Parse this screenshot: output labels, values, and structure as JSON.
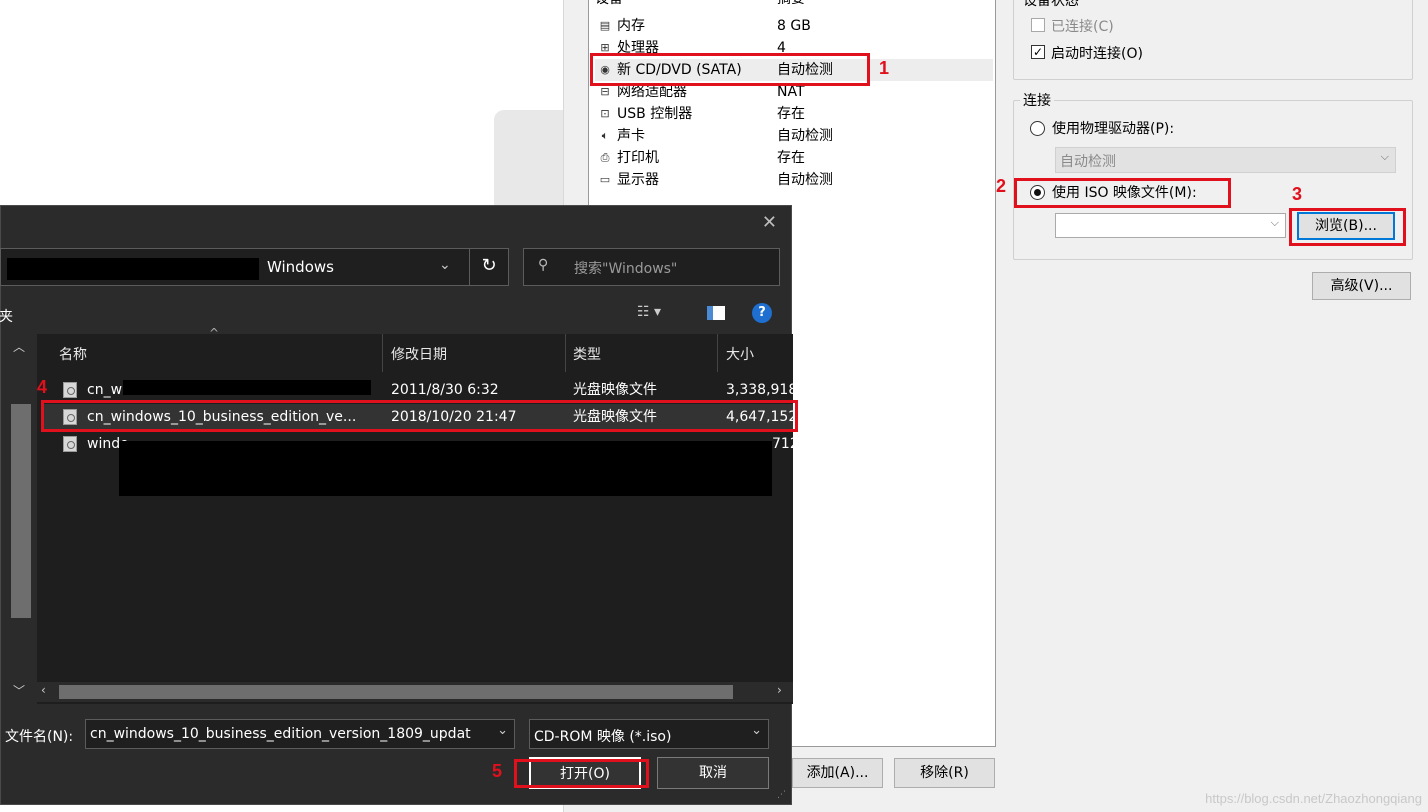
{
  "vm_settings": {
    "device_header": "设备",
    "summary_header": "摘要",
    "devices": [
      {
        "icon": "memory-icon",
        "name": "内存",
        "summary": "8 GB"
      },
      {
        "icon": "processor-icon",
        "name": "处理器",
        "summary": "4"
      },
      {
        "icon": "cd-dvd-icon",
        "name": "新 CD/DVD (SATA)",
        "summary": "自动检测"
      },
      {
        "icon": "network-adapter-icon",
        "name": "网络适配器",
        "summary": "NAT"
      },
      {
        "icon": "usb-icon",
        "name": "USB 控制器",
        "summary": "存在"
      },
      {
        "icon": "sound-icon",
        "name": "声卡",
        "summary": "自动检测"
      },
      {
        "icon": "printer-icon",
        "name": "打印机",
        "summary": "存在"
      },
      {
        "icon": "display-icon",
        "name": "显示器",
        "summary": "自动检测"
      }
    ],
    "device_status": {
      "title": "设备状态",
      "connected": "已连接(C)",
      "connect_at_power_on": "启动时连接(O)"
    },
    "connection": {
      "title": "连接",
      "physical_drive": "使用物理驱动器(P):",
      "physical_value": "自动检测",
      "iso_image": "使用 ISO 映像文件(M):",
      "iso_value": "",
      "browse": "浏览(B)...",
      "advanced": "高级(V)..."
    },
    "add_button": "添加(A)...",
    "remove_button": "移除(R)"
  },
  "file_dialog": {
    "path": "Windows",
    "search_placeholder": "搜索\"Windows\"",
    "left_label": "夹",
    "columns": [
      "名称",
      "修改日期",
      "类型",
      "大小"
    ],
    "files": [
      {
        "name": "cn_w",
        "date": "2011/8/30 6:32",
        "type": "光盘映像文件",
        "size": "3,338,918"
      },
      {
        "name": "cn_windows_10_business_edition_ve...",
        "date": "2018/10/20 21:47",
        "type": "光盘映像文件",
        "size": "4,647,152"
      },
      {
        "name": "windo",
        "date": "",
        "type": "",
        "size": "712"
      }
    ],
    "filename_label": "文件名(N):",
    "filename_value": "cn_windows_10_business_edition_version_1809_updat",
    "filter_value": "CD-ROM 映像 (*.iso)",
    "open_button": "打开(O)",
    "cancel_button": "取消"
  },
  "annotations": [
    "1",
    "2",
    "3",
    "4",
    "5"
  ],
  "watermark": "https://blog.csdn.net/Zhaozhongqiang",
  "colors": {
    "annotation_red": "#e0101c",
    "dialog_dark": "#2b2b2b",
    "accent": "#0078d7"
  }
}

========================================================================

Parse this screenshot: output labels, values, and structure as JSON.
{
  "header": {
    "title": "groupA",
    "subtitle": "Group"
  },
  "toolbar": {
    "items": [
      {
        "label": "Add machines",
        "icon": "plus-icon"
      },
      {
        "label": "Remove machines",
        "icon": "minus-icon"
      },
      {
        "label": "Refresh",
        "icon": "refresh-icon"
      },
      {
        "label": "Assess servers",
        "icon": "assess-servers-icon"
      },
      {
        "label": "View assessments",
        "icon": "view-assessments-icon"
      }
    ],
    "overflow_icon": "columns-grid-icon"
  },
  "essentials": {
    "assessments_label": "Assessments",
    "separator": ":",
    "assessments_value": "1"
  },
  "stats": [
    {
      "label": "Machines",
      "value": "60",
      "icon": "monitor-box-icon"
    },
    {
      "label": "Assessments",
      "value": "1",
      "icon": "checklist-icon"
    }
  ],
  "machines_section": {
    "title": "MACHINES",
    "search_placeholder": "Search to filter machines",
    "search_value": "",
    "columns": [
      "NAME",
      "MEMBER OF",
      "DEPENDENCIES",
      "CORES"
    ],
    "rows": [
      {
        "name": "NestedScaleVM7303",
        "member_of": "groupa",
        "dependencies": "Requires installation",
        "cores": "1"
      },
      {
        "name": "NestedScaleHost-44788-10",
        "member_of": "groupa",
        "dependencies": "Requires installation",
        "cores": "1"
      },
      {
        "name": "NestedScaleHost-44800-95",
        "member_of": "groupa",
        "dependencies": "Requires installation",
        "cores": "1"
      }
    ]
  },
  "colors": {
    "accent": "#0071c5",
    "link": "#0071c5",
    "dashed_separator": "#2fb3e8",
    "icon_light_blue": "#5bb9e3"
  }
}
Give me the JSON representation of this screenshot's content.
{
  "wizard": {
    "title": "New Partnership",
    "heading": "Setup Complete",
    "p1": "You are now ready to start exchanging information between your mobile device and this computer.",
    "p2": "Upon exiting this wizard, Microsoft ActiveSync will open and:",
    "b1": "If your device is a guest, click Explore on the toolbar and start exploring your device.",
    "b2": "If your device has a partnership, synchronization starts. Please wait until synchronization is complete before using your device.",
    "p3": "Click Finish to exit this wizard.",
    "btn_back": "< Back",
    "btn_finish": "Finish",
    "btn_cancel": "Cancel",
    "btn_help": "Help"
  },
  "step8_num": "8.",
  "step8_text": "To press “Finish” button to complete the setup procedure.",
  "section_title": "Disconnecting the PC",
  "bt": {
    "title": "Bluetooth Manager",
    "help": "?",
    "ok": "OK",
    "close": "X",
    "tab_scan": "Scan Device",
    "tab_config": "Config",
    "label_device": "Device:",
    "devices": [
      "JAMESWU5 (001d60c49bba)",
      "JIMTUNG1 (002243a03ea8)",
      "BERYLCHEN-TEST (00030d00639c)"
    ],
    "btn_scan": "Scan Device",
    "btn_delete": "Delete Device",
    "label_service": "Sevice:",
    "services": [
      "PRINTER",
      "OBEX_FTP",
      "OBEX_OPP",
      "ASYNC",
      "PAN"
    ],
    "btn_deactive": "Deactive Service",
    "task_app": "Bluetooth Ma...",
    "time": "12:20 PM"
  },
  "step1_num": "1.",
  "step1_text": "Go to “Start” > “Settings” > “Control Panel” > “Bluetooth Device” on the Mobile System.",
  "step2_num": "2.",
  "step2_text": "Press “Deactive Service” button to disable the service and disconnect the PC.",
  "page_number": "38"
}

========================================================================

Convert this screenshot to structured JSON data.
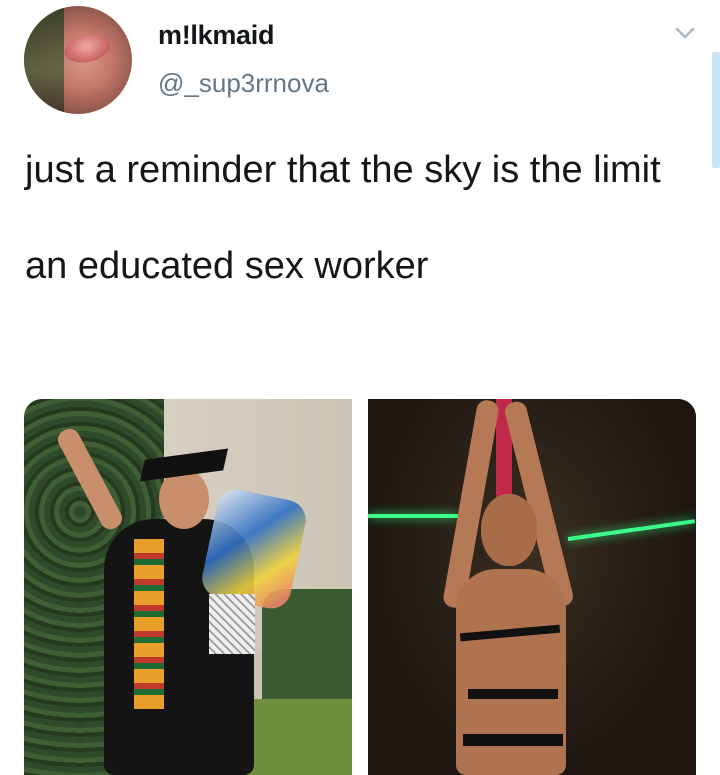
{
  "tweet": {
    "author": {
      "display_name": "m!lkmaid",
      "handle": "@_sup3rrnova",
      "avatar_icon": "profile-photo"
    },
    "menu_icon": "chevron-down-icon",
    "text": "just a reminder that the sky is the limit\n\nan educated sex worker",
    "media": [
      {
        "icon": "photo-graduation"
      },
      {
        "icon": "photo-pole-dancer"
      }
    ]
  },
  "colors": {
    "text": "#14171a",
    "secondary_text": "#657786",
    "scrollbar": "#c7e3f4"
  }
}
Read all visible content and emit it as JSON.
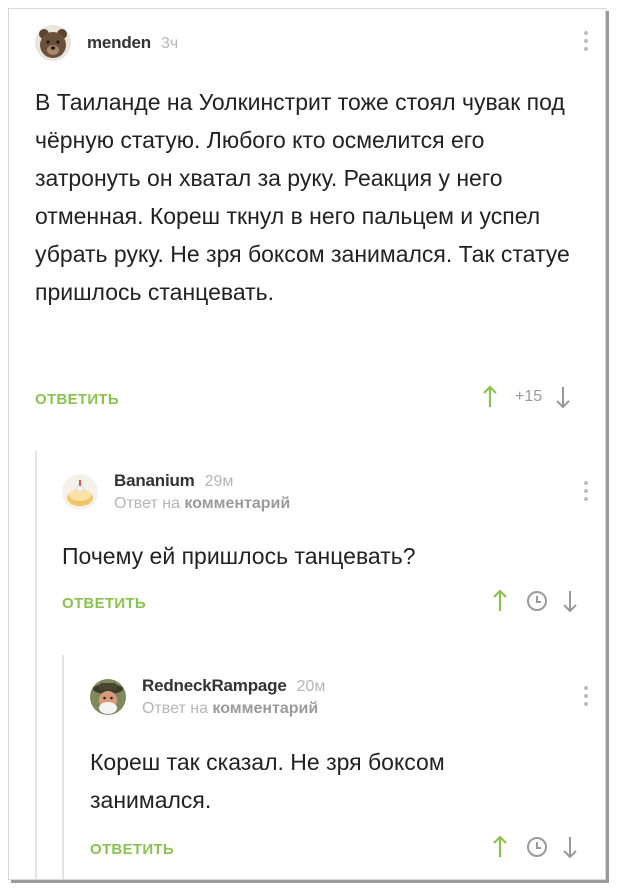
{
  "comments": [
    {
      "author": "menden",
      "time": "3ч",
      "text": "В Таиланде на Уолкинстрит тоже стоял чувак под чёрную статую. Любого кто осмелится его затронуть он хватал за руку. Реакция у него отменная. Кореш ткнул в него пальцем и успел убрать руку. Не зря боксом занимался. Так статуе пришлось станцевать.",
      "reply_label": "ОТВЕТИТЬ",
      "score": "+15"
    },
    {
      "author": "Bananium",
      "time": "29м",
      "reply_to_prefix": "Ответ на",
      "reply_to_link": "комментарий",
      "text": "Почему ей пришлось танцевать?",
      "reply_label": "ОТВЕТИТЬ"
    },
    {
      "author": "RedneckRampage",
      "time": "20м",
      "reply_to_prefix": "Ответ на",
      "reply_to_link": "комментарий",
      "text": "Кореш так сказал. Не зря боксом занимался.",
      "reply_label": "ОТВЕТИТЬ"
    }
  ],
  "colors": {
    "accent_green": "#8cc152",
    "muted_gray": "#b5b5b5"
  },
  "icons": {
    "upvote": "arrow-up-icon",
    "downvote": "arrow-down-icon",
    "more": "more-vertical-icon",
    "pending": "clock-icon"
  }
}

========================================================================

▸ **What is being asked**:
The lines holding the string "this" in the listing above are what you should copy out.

▸ **Exercise output**:
Parse this screenshot: output labels, values, and structure as JSON.
Parse this screenshot: output labels, values, and structure as JSON.
Give me the JSON representation of this screenshot's content.
    "p1": "You are now ready to start exchanging information between your mobile device and this computer.",
    "p2": "Upon exiting this wizard, Microsoft ActiveSync will open and:",
    "p3": "Click Finish to exit this wizard.",
Convert this screenshot to structured JSON data.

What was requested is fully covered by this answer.